Teaching Your Children The Value Of Electrical Safety

Technology has developed so very much in recent years with computers, cell phones in every purse and pocket and many types of electrical equipment in the home. With this many electrical devices, we often forget about the need for electrical safety, in our homes and especially the importance of training our kids how to use electrical products (such as video games) safely. Experts say that approximately 600 people are electrocuted every year because of accidents that happen in or near their homes. In addition, there are 1,100 deaths and approximately 16,300 people injured in more than 200,000 annual house fires that are due to various electrical causes.

Fires caused by electrical hazards such as faulty wiring among others are very serious causes of death and injury. There are many ways that we can learn how to protect ourselves and our children. There are many courses that are designed to provide electrical safety tips.
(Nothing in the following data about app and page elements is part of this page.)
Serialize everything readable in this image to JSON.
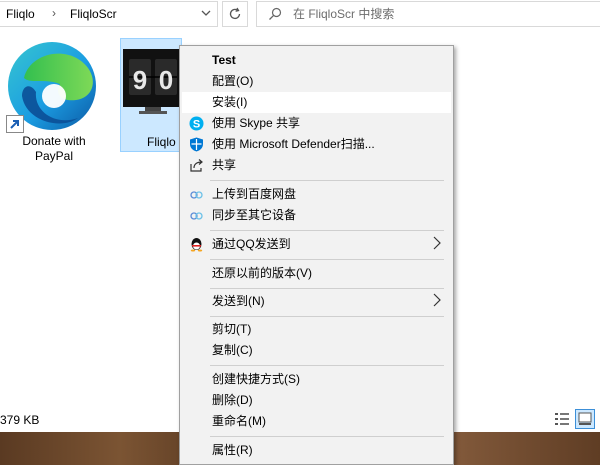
{
  "window": {
    "breadcrumbs": [
      "Fliqlo",
      "FliqloScr"
    ],
    "search_placeholder": "在 FliqloScr 中搜索"
  },
  "files": [
    {
      "name_line1": "Donate with",
      "name_line2": "PayPal",
      "icon": "edge-shortcut-icon"
    },
    {
      "name": "Fliqlo",
      "icon": "fliqlo-clock-icon",
      "clock_digits": "9 0"
    }
  ],
  "status": {
    "size": "379 KB"
  },
  "context_menu": {
    "items": [
      {
        "label": "Test",
        "bold": true
      },
      {
        "label": "配置(O)"
      },
      {
        "label": "安装(I)",
        "highlighted": true
      },
      {
        "label": "使用 Skype 共享",
        "icon": "skype-icon"
      },
      {
        "label": "使用 Microsoft Defender扫描...",
        "icon": "defender-shield-icon"
      },
      {
        "label": "共享",
        "icon": "share-icon"
      },
      {
        "label": "上传到百度网盘",
        "icon": "baidu-cloud-icon"
      },
      {
        "label": "同步至其它设备",
        "icon": "baidu-cloud-icon"
      },
      {
        "label": "通过QQ发送到",
        "icon": "qq-penguin-icon",
        "submenu": true
      },
      {
        "label": "还原以前的版本(V)"
      },
      {
        "label": "发送到(N)",
        "submenu": true
      },
      {
        "label": "剪切(T)"
      },
      {
        "label": "复制(C)"
      },
      {
        "label": "创建快捷方式(S)"
      },
      {
        "label": "删除(D)"
      },
      {
        "label": "重命名(M)"
      },
      {
        "label": "属性(R)"
      }
    ]
  },
  "colors": {
    "selection_bg": "#cce8ff",
    "selection_border": "#99d1ff",
    "menu_bg": "#f2f2f2",
    "menu_hover": "#ffffff",
    "skype_blue": "#00aff0",
    "defender_blue": "#0078d4"
  }
}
In addition, there are also courses that are more in depth and provide training for those who may not be electricians, but work around electricity, maybe home remodeling or working with other electrical equipment in and around the home. Some of these courses are developed and sponsored by OSHA and teach the National Electrical Code provisions that one needs to know before installing or repairing electrical circuits. However, it is far better to be safe and pay a little bit more for an electrician, who knows the proper codes to do any rewiring that might be needed, rather than suffer the physical consequences of an electrical accident. The professional knows how to handle wiring or rewiring.

Our bodies carry a charge or a small current of energy, and when other sources of energy find our bodies to be an easier path to the ground it will pass through us, causing extreme damage and even death if the source is not removed quickly enough. This is why it is very important for us to handle sources of electricity with extreme care. So with this in mind the following tips are given:

Protecting Your Child:

1. Plug outlets that are not used very often with “Child Safety Plugs” that are available at most department stores.

2. Make sure that nothing is on the floor that a child might put into an outlet or other electrical appliance.

3. Keep all electrical devices away from places where children might be able to get to or pull at them.

In the tool shed:

1. Check that the proper tools are available for the job.

2. Make sure all circuits are grounded

3. Do not overload circuits by using too many cords in one outlet.

4. Keep all tools dry and as clean as possible. This provides proper protection from shock.

5. Maintain proper care of cords while in use (away from high temperatures, oil, gas, and other hazardous substances).

6. Follow all rules concerning handling and maintenance for all power tools and electrical equipment.

In case of Electrocution

1. Refrain from touching someone who has been shocked to check for signs of life.

2. Remove the source of power from the device if it is at all possible, if it isn’t try to get the
object away from the person using something made of wood or a piece of rope.

3. Call 911 at once.

Power outages in the home

1. Should there be a power outage in the home remain calm and check that a circuit breaker that may have been accidentally tripped or turned off.

2. Never place foreign objects in broken or worn out circuits.

3. Be sure to stand in a dry place when resetting fuses.

4. Should the power not turn on, contact an electrician as soon as possible.

Electrical safety should be foremost in our minds, when children are present, when we are, camping and especially when we are at home working with power tools or appliances of any kind. There are many things that we can do to prevent the thousands of deaths every year that occur because of either electrocution or fire due to poor wiring or other preventable situation